In 1965, after a decade of landmark advancements—from Brown v. Board to the March on Washington to the Civil Rights Act—the American civil rights movement was at a crossroads. Having achieved progress few would’ve thought possible just 10 years prior, the movement was faced with the painful reality that, for as much forward movement as it had produced, the plight of black Americans was still dire.
One of the movement’s heroes, March on Washington organizer Bayard Rustin, penned a column, “From Protest to Politics,” in which he laid out a new roadmap for helping take the next steps not just for black opportunity, but for actual black equality.

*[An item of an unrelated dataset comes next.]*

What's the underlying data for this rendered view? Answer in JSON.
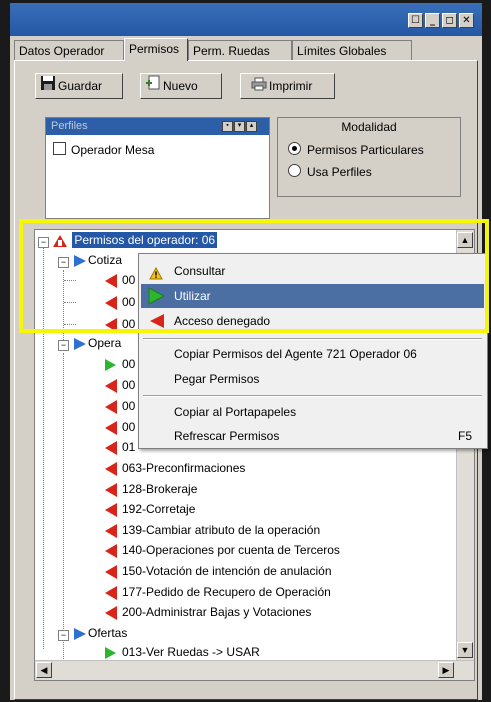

A veteran of the nonviolent civil disobedience tradition, Rustin was long-steeped in demonstrations. But his message to his fellow activists was clear: It’s time for the movement to pivot. It’s time, if the movement was to make even more fundamental progress toward racial equality, to become more serious about politics. He wrote: “A conscious bid for political power is being made, and in the course of that effort a tactical shift is being effected: direct-action techniques are being subordinated to a strategy calling for the building of community institutions or power bases….What began as a protest movement is being challenged to translate itself into a political movement.”
In many ways, we’re beginning to see a similar shift by the animal protection movement today. Animal advocates indeed have made important strides in recent
years, especially in shining a spotlight on the routine abuse of animals raised for food. And now, the movement is in getting far more involved in political campaigns than ever before.
Animal advocates have used ballot measures with great success since the early 1990s, but those were primarily waged because of an inability to pass reforms through state legislatures, which were in the grips of animal-use industries. Why are those special interests so influential? Their political influence doesn’t stem from factory farmers or hunters making up majorities of constituents, but from those industries’ political involvement.
Today, we’re seeing a large increase in state animal protection political action committees (PACs), animal advocates running for office, and animal advocates’ direct involvement in candidate races. And these actions are already yielding dividends, with literally hundreds of state animal protection laws enacted across the country in just the past few short years.
This pivot by the movement is critical. The animal protection movement is right about how detestable the rampant cruelty we inflict on our fellow creatures is. But being right, unfortunately, is rarely enough. Animals need us to be both right and effective.
The importance of changing laws to protect animals from cruelty can’t be overstated. In addition to reducing suffering—such laws codify the notion that animals’ interests matter. And making the animal protection movement a political force to be reckoned with—one with even more political influence than those who defend animal cruelty —will only come to be when enough animal protectionists dive into the political game and start delivering the votes and other resources that sway policy-makers.
Rustin was right that creating a voting bloc and obtaining political power was the right pathway forward for civil rights. The same should be so for many other social justice movements today, including animal protection. When it comes to rectifying societal injustices, as civil rights activist Florynce Kennedy so aptly put it: “Don’t agonize, organize.”
Paul Shapiro is the vice president of farm animal protection at The Humane Society of the United States. Follow him at http://twitter.com/pshapiro.